───── Recorded information
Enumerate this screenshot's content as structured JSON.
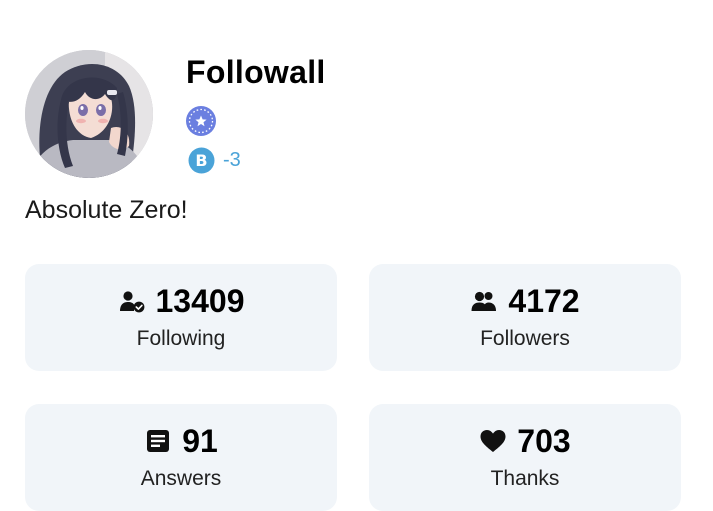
{
  "profile": {
    "username": "Followall",
    "points": "-3",
    "bio": "Absolute Zero!"
  },
  "stats": {
    "following": {
      "number": "13409",
      "label": "Following"
    },
    "followers": {
      "number": "4172",
      "label": "Followers"
    },
    "answers": {
      "number": "91",
      "label": "Answers"
    },
    "thanks": {
      "number": "703",
      "label": "Thanks"
    }
  },
  "icons": {
    "rank_badge": "rank-star-badge-icon",
    "points": "points-b-icon",
    "following": "user-check-icon",
    "followers": "users-icon",
    "answers": "document-lines-icon",
    "thanks": "heart-icon"
  },
  "colors": {
    "rank_badge": "#6b7fe0",
    "points": "#4aa3d8",
    "card_background": "#f1f5f9"
  }
}
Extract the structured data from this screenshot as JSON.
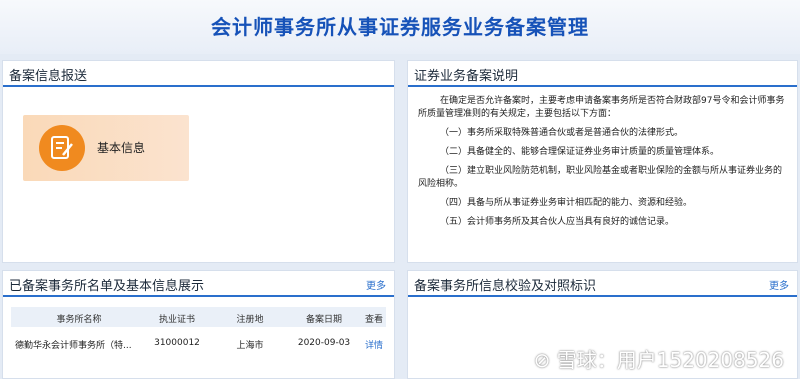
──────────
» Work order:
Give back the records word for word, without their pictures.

» Task response:
Enumerate this screenshot's content as structured JSON.
{
  "profile": {
    "username": "Followall",
    "points": "-3",
    "bio": "Absolute Zero!"
  },
  "stats": {
    "following": {
      "number": "13409",
      "label": "Following"
    },
    "followers": {
      "number": "4172",
      "label": "Followers"
    },
    "answers": {
      "number": "91",
      "label": "Answers"
    },
    "thanks": {
      "number": "703",
      "label": "Thanks"
    }
  },
  "icons": {
    "rank_badge": "rank-star-badge-icon",
    "points": "points-b-icon",
    "following": "user-check-icon",
    "followers": "users-icon",
    "answers": "document-lines-icon",
    "thanks": "heart-icon"
  },
  "colors": {
    "rank_badge": "#6b7fe0",
    "points": "#4aa3d8",
    "card_background": "#f1f5f9"
  }
}
Extract the structured data from this screenshot as JSON.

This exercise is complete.